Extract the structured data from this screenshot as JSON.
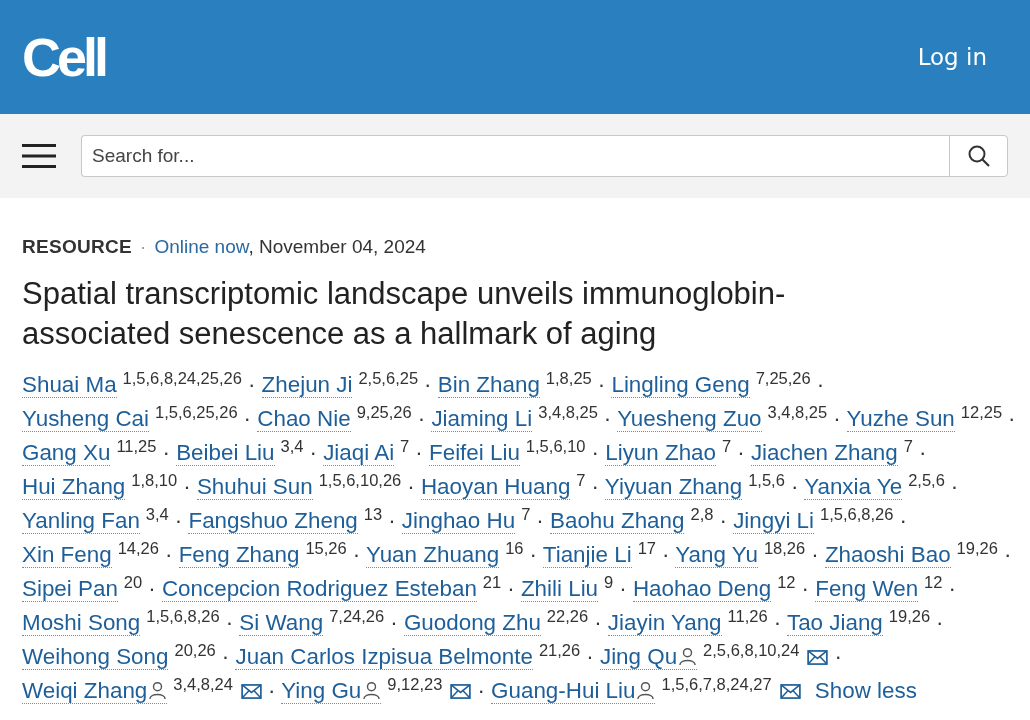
{
  "header": {
    "logo": "Cell",
    "login": "Log in"
  },
  "search": {
    "placeholder": "Search for..."
  },
  "article": {
    "type": "RESOURCE",
    "type_separator": "·",
    "status": "Online now",
    "date": ", November 04, 2024",
    "title": "Spatial transcriptomic landscape unveils immunoglobin-associated senescence as a hallmark of aging"
  },
  "author_separator": "·",
  "authors": [
    {
      "name": "Shuai Ma",
      "affiliations": "1,5,6,8,24,25,26",
      "corresponding": false
    },
    {
      "name": "Zhejun Ji",
      "affiliations": "2,5,6,25",
      "corresponding": false
    },
    {
      "name": "Bin Zhang",
      "affiliations": "1,8,25",
      "corresponding": false
    },
    {
      "name": "Lingling Geng",
      "affiliations": "7,25,26",
      "corresponding": false
    },
    {
      "name": "Yusheng Cai",
      "affiliations": "1,5,6,25,26",
      "corresponding": false
    },
    {
      "name": "Chao Nie",
      "affiliations": "9,25,26",
      "corresponding": false
    },
    {
      "name": "Jiaming Li",
      "affiliations": "3,4,8,25",
      "corresponding": false
    },
    {
      "name": "Yuesheng Zuo",
      "affiliations": "3,4,8,25",
      "corresponding": false
    },
    {
      "name": "Yuzhe Sun",
      "affiliations": "12,25",
      "corresponding": false
    },
    {
      "name": "Gang Xu",
      "affiliations": "11,25",
      "corresponding": false
    },
    {
      "name": "Beibei Liu",
      "affiliations": "3,4",
      "corresponding": false
    },
    {
      "name": "Jiaqi Ai",
      "affiliations": "7",
      "corresponding": false
    },
    {
      "name": "Feifei Liu",
      "affiliations": "1,5,6,10",
      "corresponding": false
    },
    {
      "name": "Liyun Zhao",
      "affiliations": "7",
      "corresponding": false
    },
    {
      "name": "Jiachen Zhang",
      "affiliations": "7",
      "corresponding": false
    },
    {
      "name": "Hui Zhang",
      "affiliations": "1,8,10",
      "corresponding": false
    },
    {
      "name": "Shuhui Sun",
      "affiliations": "1,5,6,10,26",
      "corresponding": false
    },
    {
      "name": "Haoyan Huang",
      "affiliations": "7",
      "corresponding": false
    },
    {
      "name": "Yiyuan Zhang",
      "affiliations": "1,5,6",
      "corresponding": false
    },
    {
      "name": "Yanxia Ye",
      "affiliations": "2,5,6",
      "corresponding": false
    },
    {
      "name": "Yanling Fan",
      "affiliations": "3,4",
      "corresponding": false
    },
    {
      "name": "Fangshuo Zheng",
      "affiliations": "13",
      "corresponding": false
    },
    {
      "name": "Jinghao Hu",
      "affiliations": "7",
      "corresponding": false
    },
    {
      "name": "Baohu Zhang",
      "affiliations": "2,8",
      "corresponding": false
    },
    {
      "name": "Jingyi Li",
      "affiliations": "1,5,6,8,26",
      "corresponding": false
    },
    {
      "name": "Xin Feng",
      "affiliations": "14,26",
      "corresponding": false
    },
    {
      "name": "Feng Zhang",
      "affiliations": "15,26",
      "corresponding": false
    },
    {
      "name": "Yuan Zhuang",
      "affiliations": "16",
      "corresponding": false
    },
    {
      "name": "Tianjie Li",
      "affiliations": "17",
      "corresponding": false
    },
    {
      "name": "Yang Yu",
      "affiliations": "18,26",
      "corresponding": false
    },
    {
      "name": "Zhaoshi Bao",
      "affiliations": "19,26",
      "corresponding": false
    },
    {
      "name": "Sipei Pan",
      "affiliations": "20",
      "corresponding": false
    },
    {
      "name": "Concepcion Rodriguez Esteban",
      "affiliations": "21",
      "corresponding": false
    },
    {
      "name": "Zhili Liu",
      "affiliations": "9",
      "corresponding": false
    },
    {
      "name": "Haohao Deng",
      "affiliations": "12",
      "corresponding": false
    },
    {
      "name": "Feng Wen",
      "affiliations": "12",
      "corresponding": false
    },
    {
      "name": "Moshi Song",
      "affiliations": "1,5,6,8,26",
      "corresponding": false
    },
    {
      "name": "Si Wang",
      "affiliations": "7,24,26",
      "corresponding": false
    },
    {
      "name": "Guodong Zhu",
      "affiliations": "22,26",
      "corresponding": false
    },
    {
      "name": "Jiayin Yang",
      "affiliations": "11,26",
      "corresponding": false
    },
    {
      "name": "Tao Jiang",
      "affiliations": "19,26",
      "corresponding": false
    },
    {
      "name": "Weihong Song",
      "affiliations": "20,26",
      "corresponding": false
    },
    {
      "name": "Juan Carlos Izpisua Belmonte",
      "affiliations": "21,26",
      "corresponding": false
    },
    {
      "name": "Jing Qu",
      "affiliations": "2,5,6,8,10,24",
      "corresponding": true
    },
    {
      "name": "Weiqi Zhang",
      "affiliations": "3,4,8,24",
      "corresponding": true
    },
    {
      "name": "Ying Gu",
      "affiliations": "9,12,23",
      "corresponding": true
    },
    {
      "name": "Guang-Hui Liu",
      "affiliations": "1,5,6,7,8,24,27",
      "corresponding": true
    }
  ],
  "show_less": "Show less"
}
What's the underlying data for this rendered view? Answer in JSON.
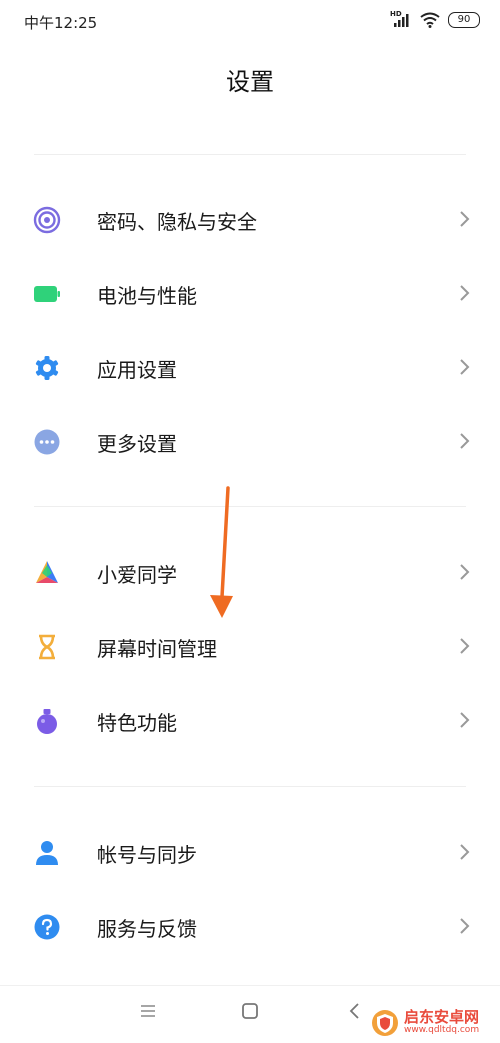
{
  "status": {
    "time": "中午12:25",
    "signal_label": "HD",
    "battery": "90"
  },
  "page": {
    "title": "设置"
  },
  "groups": [
    {
      "items": [
        {
          "label": "密码、隐私与安全",
          "icon": "fingerprint-icon",
          "color": "#7b6ce0"
        },
        {
          "label": "电池与性能",
          "icon": "battery-icon",
          "color": "#2fd27a"
        },
        {
          "label": "应用设置",
          "icon": "gear-icon",
          "color": "#2f8cf0"
        },
        {
          "label": "更多设置",
          "icon": "more-icon",
          "color": "#8aa6e3"
        }
      ]
    },
    {
      "items": [
        {
          "label": "小爱同学",
          "icon": "xiaoai-icon",
          "color": "#3c7cf5"
        },
        {
          "label": "屏幕时间管理",
          "icon": "hourglass-icon",
          "color": "#f3ae3b"
        },
        {
          "label": "特色功能",
          "icon": "flask-icon",
          "color": "#7b5ce6"
        }
      ]
    },
    {
      "items": [
        {
          "label": "帐号与同步",
          "icon": "person-icon",
          "color": "#2f8cf0"
        },
        {
          "label": "服务与反馈",
          "icon": "help-icon",
          "color": "#2f8cf0"
        }
      ]
    }
  ],
  "annotation": {
    "color": "#ef6b22"
  },
  "navbar": {
    "menu": "menu-icon",
    "home": "home-icon",
    "back": "back-icon"
  },
  "watermark": {
    "title": "启东安卓网",
    "url": "www.qdltdq.com",
    "color": "#e94b3c"
  }
}
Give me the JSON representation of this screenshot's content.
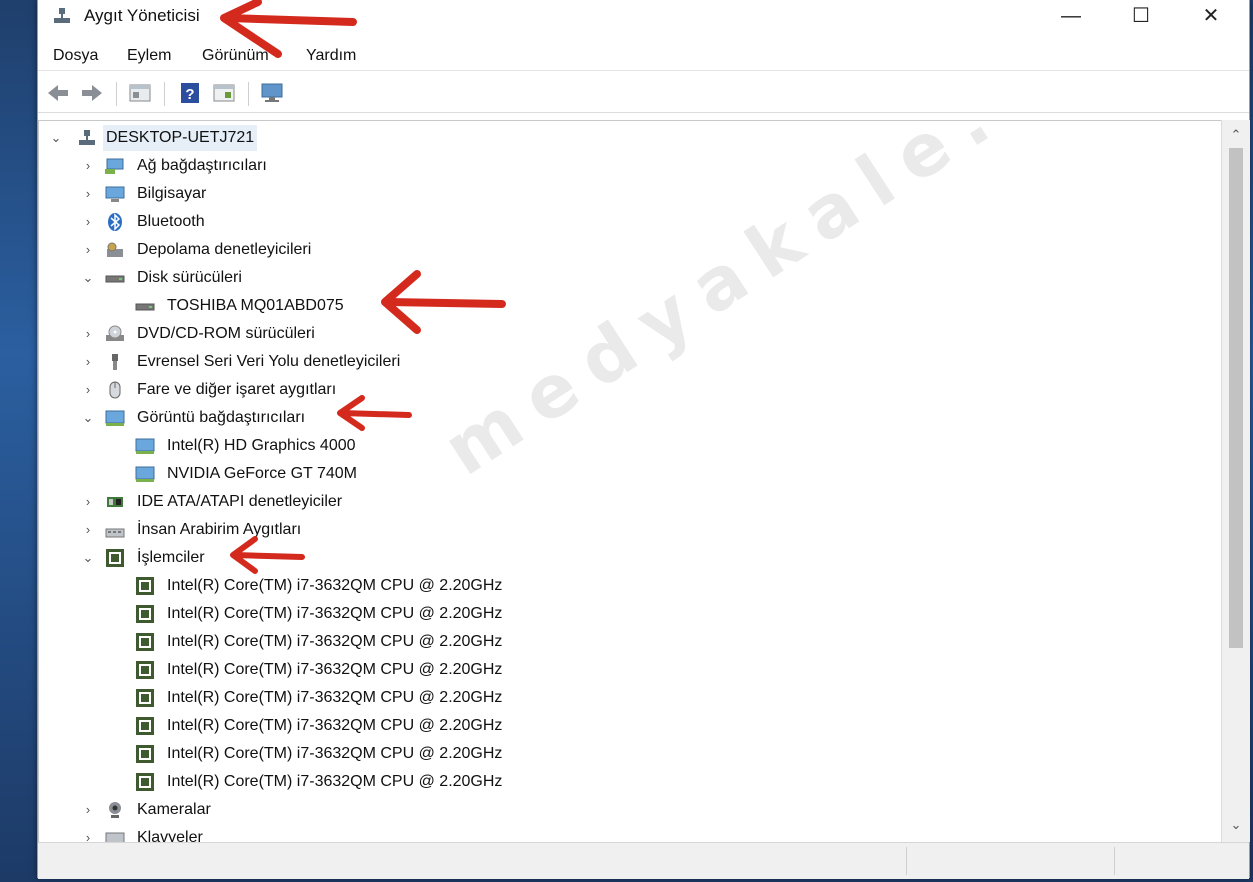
{
  "window": {
    "title": "Aygıt Yöneticisi",
    "controls": {
      "minimize": "—",
      "maximize": "☐",
      "close": "✕"
    }
  },
  "menu": [
    "Dosya",
    "Eylem",
    "Görünüm",
    "Yardım"
  ],
  "toolbar": [
    "back-icon",
    "forward-icon",
    "properties-icon",
    "help-icon",
    "details-view-icon",
    "monitor-scan-icon"
  ],
  "tree": {
    "root": "DESKTOP-UETJ721",
    "items": [
      {
        "label": "Ağ bağdaştırıcıları",
        "expanded": false,
        "icon": "network-adapter-icon"
      },
      {
        "label": "Bilgisayar",
        "expanded": false,
        "icon": "computer-icon"
      },
      {
        "label": "Bluetooth",
        "expanded": false,
        "icon": "bluetooth-icon"
      },
      {
        "label": "Depolama denetleyicileri",
        "expanded": false,
        "icon": "storage-controller-icon"
      },
      {
        "label": "Disk sürücüleri",
        "expanded": true,
        "icon": "disk-drive-icon",
        "children": [
          "TOSHIBA MQ01ABD075"
        ]
      },
      {
        "label": "DVD/CD-ROM sürücüleri",
        "expanded": false,
        "icon": "dvd-drive-icon"
      },
      {
        "label": "Evrensel Seri Veri Yolu denetleyicileri",
        "expanded": false,
        "icon": "usb-icon"
      },
      {
        "label": "Fare ve diğer işaret aygıtları",
        "expanded": false,
        "icon": "mouse-icon"
      },
      {
        "label": "Görüntü bağdaştırıcıları",
        "expanded": true,
        "icon": "display-adapter-icon",
        "children": [
          "Intel(R) HD Graphics 4000",
          "NVIDIA GeForce GT 740M"
        ]
      },
      {
        "label": "IDE ATA/ATAPI denetleyiciler",
        "expanded": false,
        "icon": "ide-controller-icon"
      },
      {
        "label": "İnsan Arabirim Aygıtları",
        "expanded": false,
        "icon": "hid-icon"
      },
      {
        "label": "İşlemciler",
        "expanded": true,
        "icon": "processor-icon",
        "children": [
          "Intel(R) Core(TM) i7-3632QM CPU @ 2.20GHz",
          "Intel(R) Core(TM) i7-3632QM CPU @ 2.20GHz",
          "Intel(R) Core(TM) i7-3632QM CPU @ 2.20GHz",
          "Intel(R) Core(TM) i7-3632QM CPU @ 2.20GHz",
          "Intel(R) Core(TM) i7-3632QM CPU @ 2.20GHz",
          "Intel(R) Core(TM) i7-3632QM CPU @ 2.20GHz",
          "Intel(R) Core(TM) i7-3632QM CPU @ 2.20GHz",
          "Intel(R) Core(TM) i7-3632QM CPU @ 2.20GHz"
        ]
      },
      {
        "label": "Kameralar",
        "expanded": false,
        "icon": "camera-icon"
      },
      {
        "label": "Klavyeler",
        "expanded": false,
        "icon": "keyboard-icon"
      }
    ]
  },
  "scrollbar": {
    "up": "⌃",
    "down": "⌄"
  },
  "annotation_color": "#d42a1e",
  "watermark": "medyakale.com"
}
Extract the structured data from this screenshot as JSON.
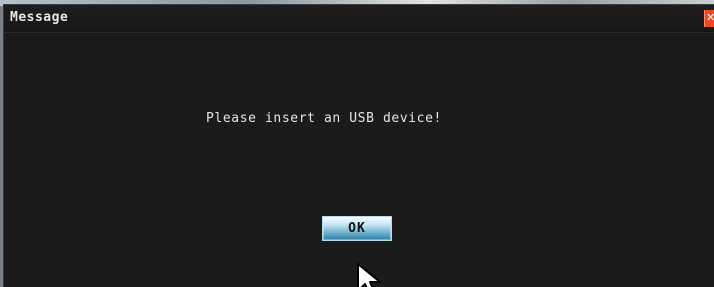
{
  "window": {
    "title": "Message",
    "close_icon": "✕"
  },
  "dialog": {
    "message": "Please insert an USB device!",
    "ok_label": "OK"
  },
  "icons": {
    "close": "close-icon",
    "cursor": "mouse-pointer-icon"
  },
  "colors": {
    "background": "#1b1b1b",
    "text": "#e5e5e5",
    "close_button": "#e84a2a",
    "ok_button_top": "#f5fbff",
    "ok_button_bottom": "#2c7ea6"
  }
}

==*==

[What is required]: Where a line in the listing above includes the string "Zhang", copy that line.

[Task solution]:
      "name": "Bin Zhang",
      "name": "Jiachen Zhang",
      "name": "Hui Zhang",
      "name": "Yiyuan Zhang",
      "name": "Baohu Zhang",
      "name": "Feng Zhang",
      "name": "Weiqi Zhang",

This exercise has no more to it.